Now it is important that you adopt a contextual pricing strategy. It is important that you present more than one option with one price to a potential customer. By giving the customers choices they will be be more comfortable.

I will however leave the aspect of options for another post.

In addition to providing options however there is another aspect of contextual pricing strategy. Help people relate to the numbers. Unfortunately (I say unfortunately as someone who loves numbers) most people struggle with numbers. They want value rather than nice numbers. You need to create a frame of reference for your buyers.

Sanebox, a tech company with a solution for email has the following pricing page:-

Screenshot 2014-05-24 22.36.08

They have used contextualisation simply in two ways (1) the use of options and (2) the names of the options.  Snack, Lunch and Dinner provide a familiar frame of reference.

However even without options you can still compare your prices to another frame of reference – eg for the price of a latte a day you can subscribe etc……

Provide you prospective customers with a frame of reference and give the numbers some meaning.

We automatically think that the context has to relate to the value eg the price is say $4000 but it will add 10% to the value of your house. The context does not have to be that way though that may work.  The problem with this is if you use another number to frame the context you still have the issue that people struggle with numbers.

So for the price of a latte you could ……

A lesson from a local Espresso Bar

2014-04-30 08.41.02Not far away from where I live is a great little roaster and expresso bar called Cleanskin HQ.  For anybody in Brisbane I strongly recommend that they drop in for a coffee.

However I was in there yesterday (once again) and I saw they had a business card on the counter. Upon reading I was impressed yet again.  An image of the back of the card is in this post. 

So many coffee shops have various types of loyalty programs. Cleanskin HQ says no. Many coffee shops think they have to do copy others, to copy the strategies of the big guys – Cleanskin HQ says no. 

As they state on the card, if you want delicious coffee, carefully sourced and handled by passionate & obsessed people then their coffee is for you.  It is not only the coffee but importantly it is the people.  When you go there it is not just the coffee, it is also the conversation. 

They are not copying blindly other expresso bars.

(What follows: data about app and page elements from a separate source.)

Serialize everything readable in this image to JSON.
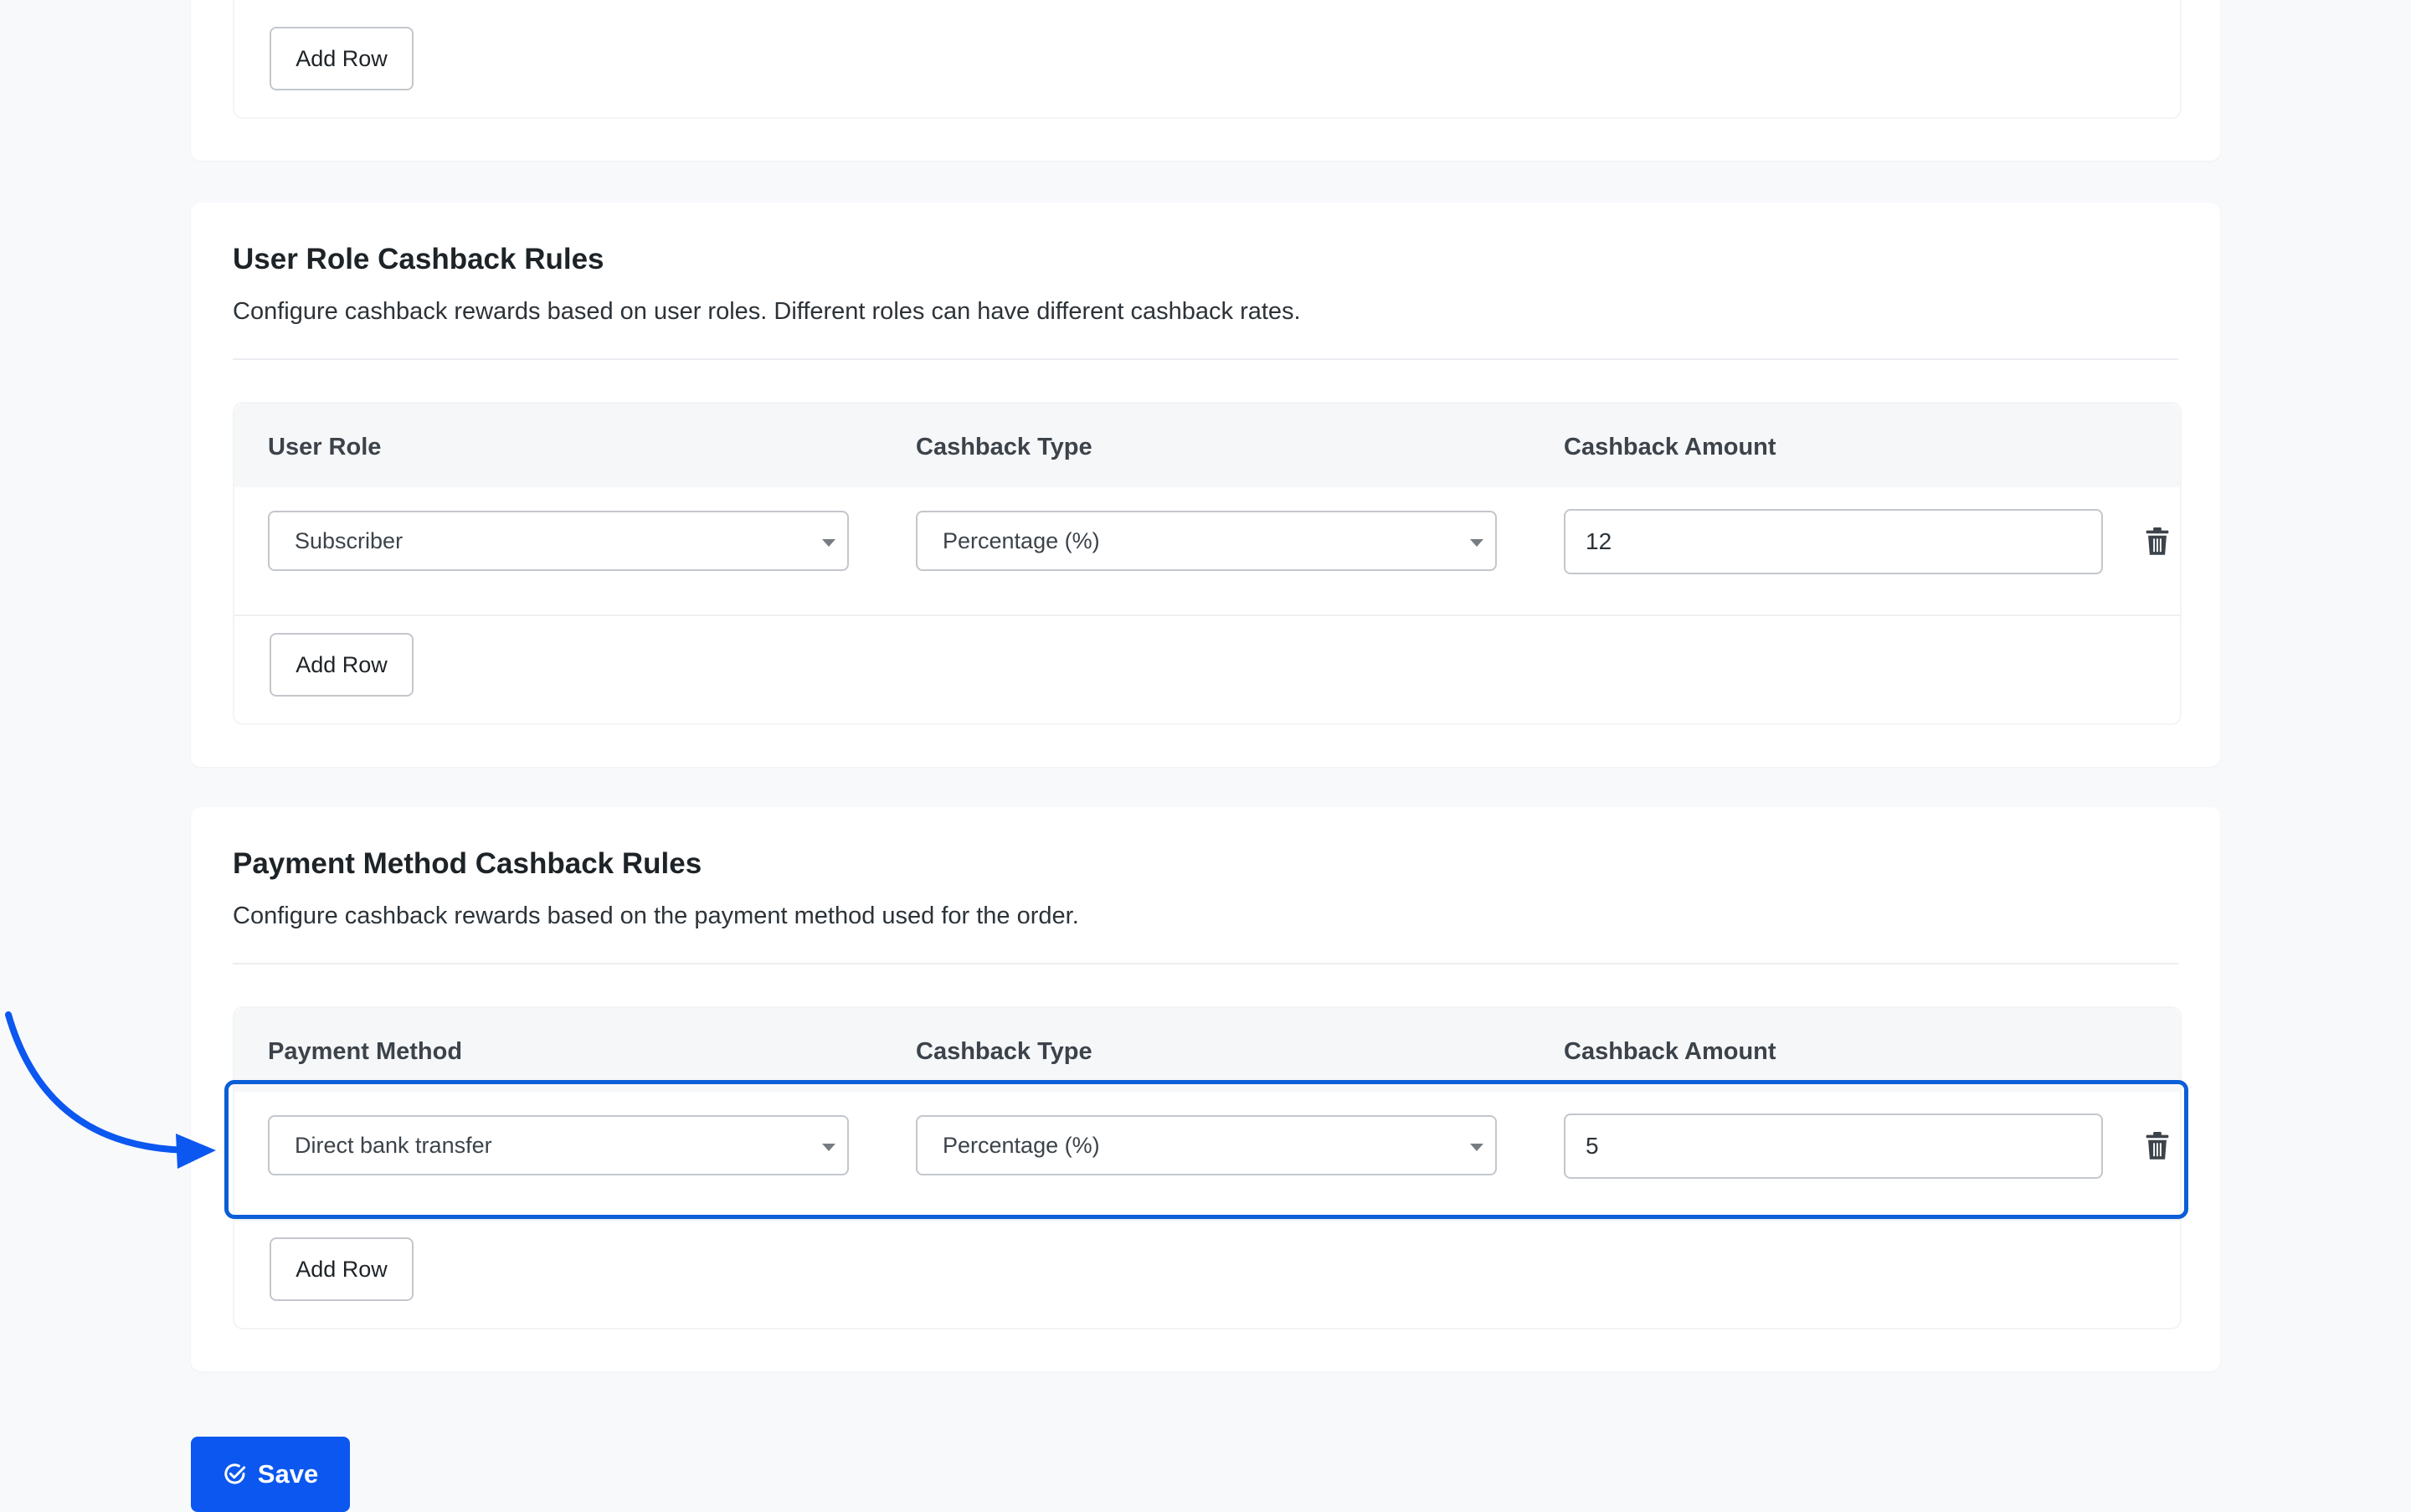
{
  "section_top": {
    "add_row_label": "Add Row"
  },
  "user_role_section": {
    "title": "User Role Cashback Rules",
    "description": "Configure cashback rewards based on user roles. Different roles can have different cashback rates.",
    "columns": [
      "User Role",
      "Cashback Type",
      "Cashback Amount"
    ],
    "rows": [
      {
        "role": "Subscriber",
        "cashback_type": "Percentage (%)",
        "amount": "12"
      }
    ],
    "add_row_label": "Add Row"
  },
  "payment_section": {
    "title": "Payment Method Cashback Rules",
    "description": "Configure cashback rewards based on the payment method used for the order.",
    "columns": [
      "Payment Method",
      "Cashback Type",
      "Cashback Amount"
    ],
    "rows": [
      {
        "method": "Direct bank transfer",
        "cashback_type": "Percentage (%)",
        "amount": "5"
      }
    ],
    "add_row_label": "Add Row"
  },
  "save_label": "Save",
  "colors": {
    "accent": "#0b57f0",
    "highlight": "#0b5ed7",
    "icon": "#3c434a"
  },
  "icons": {
    "delete": "trash-icon",
    "save": "check-circle-icon",
    "dropdown": "caret-down-icon"
  }
}
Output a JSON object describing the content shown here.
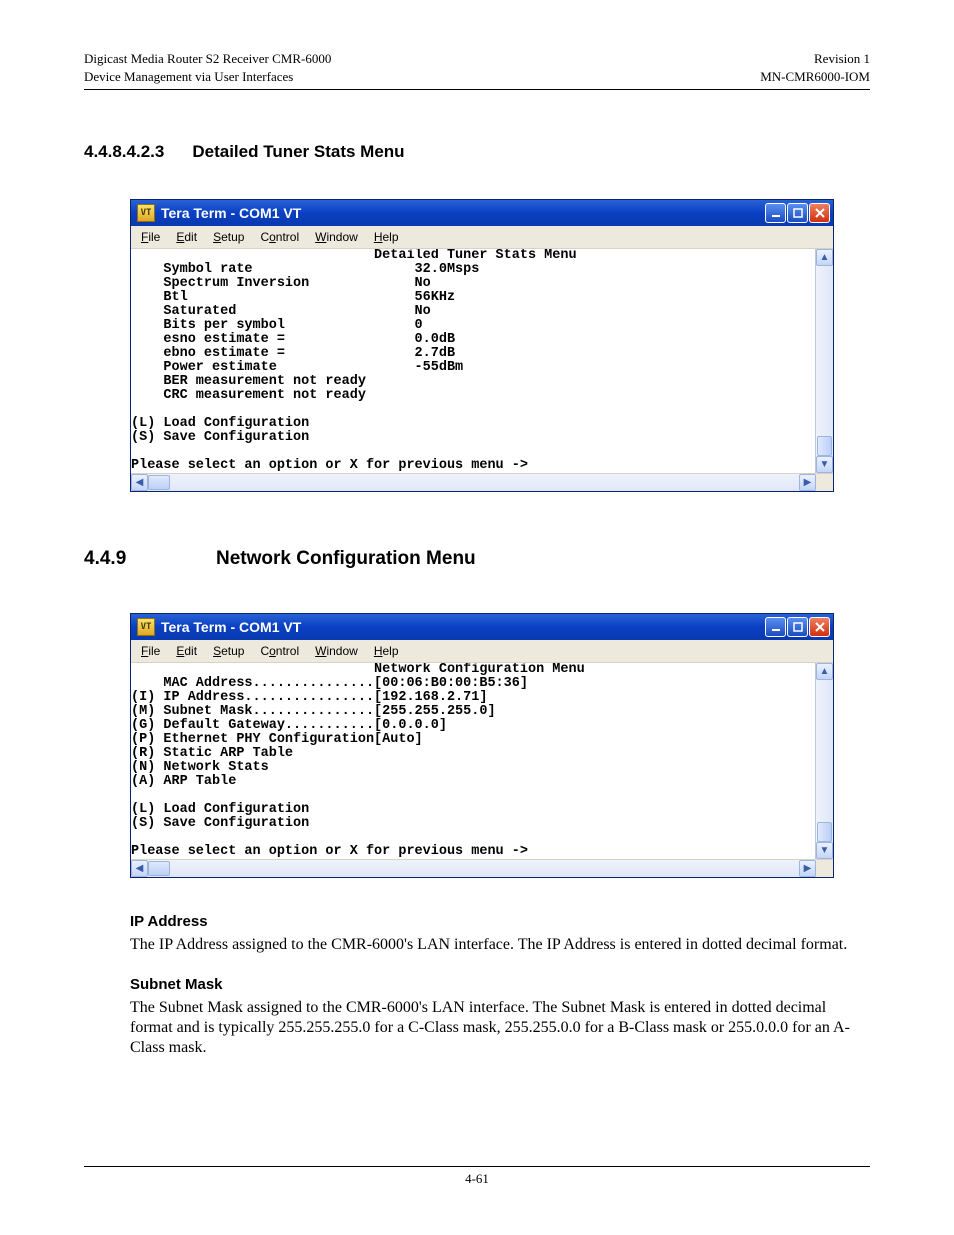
{
  "header": {
    "left_line1": "Digicast Media Router S2 Receiver CMR-6000",
    "left_line2": "Device Management via User Interfaces",
    "right_line1": "Revision 1",
    "right_line2": "MN-CMR6000-IOM"
  },
  "section1": {
    "number": "4.4.8.4.2.3",
    "title": "Detailed Tuner Stats Menu"
  },
  "section2": {
    "number": "4.4.9",
    "title": "Network Configuration Menu"
  },
  "window": {
    "title": "Tera Term - COM1 VT",
    "menus": {
      "file": "File",
      "edit": "Edit",
      "setup": "Setup",
      "control": "Control",
      "window": "Window",
      "help": "Help"
    }
  },
  "terminal1": {
    "title": "Detailed Tuner Stats Menu",
    "rows": [
      {
        "label": "Symbol rate",
        "value": "32.0Msps"
      },
      {
        "label": "Spectrum Inversion",
        "value": "No"
      },
      {
        "label": "Btl",
        "value": "56KHz"
      },
      {
        "label": "Saturated",
        "value": "No"
      },
      {
        "label": "Bits per symbol",
        "value": "0"
      },
      {
        "label": "esno estimate =",
        "value": "0.0dB"
      },
      {
        "label": "ebno estimate =",
        "value": "2.7dB"
      },
      {
        "label": "Power estimate",
        "value": "-55dBm"
      }
    ],
    "extra_lines": [
      "BER measurement not ready",
      "CRC measurement not ready"
    ],
    "options": [
      {
        "key": "L",
        "label": "Load Configuration"
      },
      {
        "key": "S",
        "label": "Save Configuration"
      }
    ],
    "prompt": "Please select an option or X for previous menu ->"
  },
  "terminal2": {
    "title": "Network Configuration Menu",
    "mac_label": "MAC Address",
    "mac_value": "00:06:B0:00:B5:36",
    "items": [
      {
        "key": "I",
        "label": "IP Address",
        "value": "192.168.2.71"
      },
      {
        "key": "M",
        "label": "Subnet Mask",
        "value": "255.255.255.0"
      },
      {
        "key": "G",
        "label": "Default Gateway",
        "value": "0.0.0.0"
      },
      {
        "key": "P",
        "label": "Ethernet PHY Configuration",
        "value": "Auto"
      },
      {
        "key": "R",
        "label": "Static ARP Table",
        "value": null
      },
      {
        "key": "N",
        "label": "Network Stats",
        "value": null
      },
      {
        "key": "A",
        "label": "ARP Table",
        "value": null
      }
    ],
    "options": [
      {
        "key": "L",
        "label": "Load Configuration"
      },
      {
        "key": "S",
        "label": "Save Configuration"
      }
    ],
    "prompt": "Please select an option or X for previous menu ->"
  },
  "body": {
    "ip_heading": "IP Address",
    "ip_text": "The IP Address assigned to the CMR-6000's LAN interface. The IP Address is entered in dotted decimal format.",
    "subnet_heading": "Subnet Mask",
    "subnet_text": "The Subnet Mask assigned to the CMR-6000's LAN interface. The Subnet Mask is entered in dotted decimal format and is typically 255.255.255.0 for a C-Class mask, 255.255.0.0 for a B-Class mask or 255.0.0.0 for an A-Class mask."
  },
  "footer": {
    "page": "4-61"
  }
}
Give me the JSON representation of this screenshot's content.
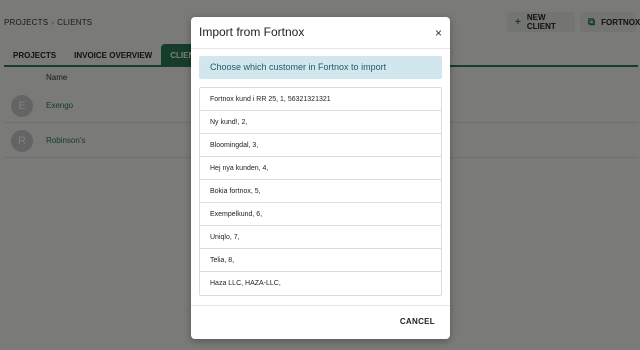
{
  "breadcrumb": {
    "root": "PROJECTS",
    "separator": "›",
    "current": "CLIENTS"
  },
  "toolbar": {
    "new_client": {
      "icon": "plus-icon",
      "label": "NEW CLIENT"
    },
    "fortnox": {
      "icon": "fortnox-icon",
      "label": "FORTNOX"
    }
  },
  "tabs": [
    {
      "label": "PROJECTS",
      "active": false
    },
    {
      "label": "INVOICE OVERVIEW",
      "active": false
    },
    {
      "label": "CLIENTS",
      "active": true
    }
  ],
  "table": {
    "column_name": "Name",
    "rows": [
      {
        "initial": "E",
        "name": "Exengo"
      },
      {
        "initial": "R",
        "name": "Robinson's"
      }
    ]
  },
  "modal": {
    "title": "Import from Fortnox",
    "close_symbol": "×",
    "info": "Choose which customer in Fortnox to import",
    "customers": [
      "Fortnox kund i RR 25,  1,  56321321321",
      "Ny kund!,  2,",
      "Bloomingdal,  3,",
      "Hej nya kunden,  4,",
      "Bokia fortnox,  5,",
      "Exempelkund,  6,",
      "Uniqlo,  7,",
      "Telia,  8,",
      "Haza LLC,  HAZA-LLC,"
    ],
    "cancel_label": "CANCEL"
  },
  "colors": {
    "accent": "#2a7a55",
    "info_bg": "#d1e7ed",
    "info_text": "#1f5a68",
    "overlay": "rgba(0,0,0,0.5)"
  }
}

They are creating their own identity and through it a connection with their customers. They stand for something. 

Now guess what I can’t remember the price I pay for the coffee. They have pricing power. I don’t go there to get cheap coffee. I go there to get great coffee with a great experience. 

 

Value is not a number

Digital Image by Sean Locke Digital Planet Design www.digitalplanetdesign.com

 

 

 

 

 

 

Much is talked about Value, Price and Worth. We are questions like – what is the value of our services to our prospective clients?, what is the worth of what we sell, what price should we charge for our services or products?

But value is not a number.  

We spend so much time trying to put numbers around value.  Maybe part of the problem is us accountants. We put numbers around the value of a business. But that is a story for another day. 

Value is subjective. What I see as of value may not be the same as you.  The price I might be willing to pay for an item will differ to the price you are willing to pay for the same item.

Value is always contextual. The context will change our perception of value. The best example that I like is that of Nepresso pods.  If we compared the coffee to instant coffee it would seem to be very expensive but Nepresso have changed the context. We are encourage to compare these coffee pods to the coffee shop experience. The value in that context changes.

Value is not a number. Value is not a constant either. It changes based on our perceptions, on what comparisons we make, on where we are in life etc etc. 

So before we can start talking about the price you should charge you need to understand the value of your services or products from your customer’s perspective. 

Remember value is not a number. It is much more complex.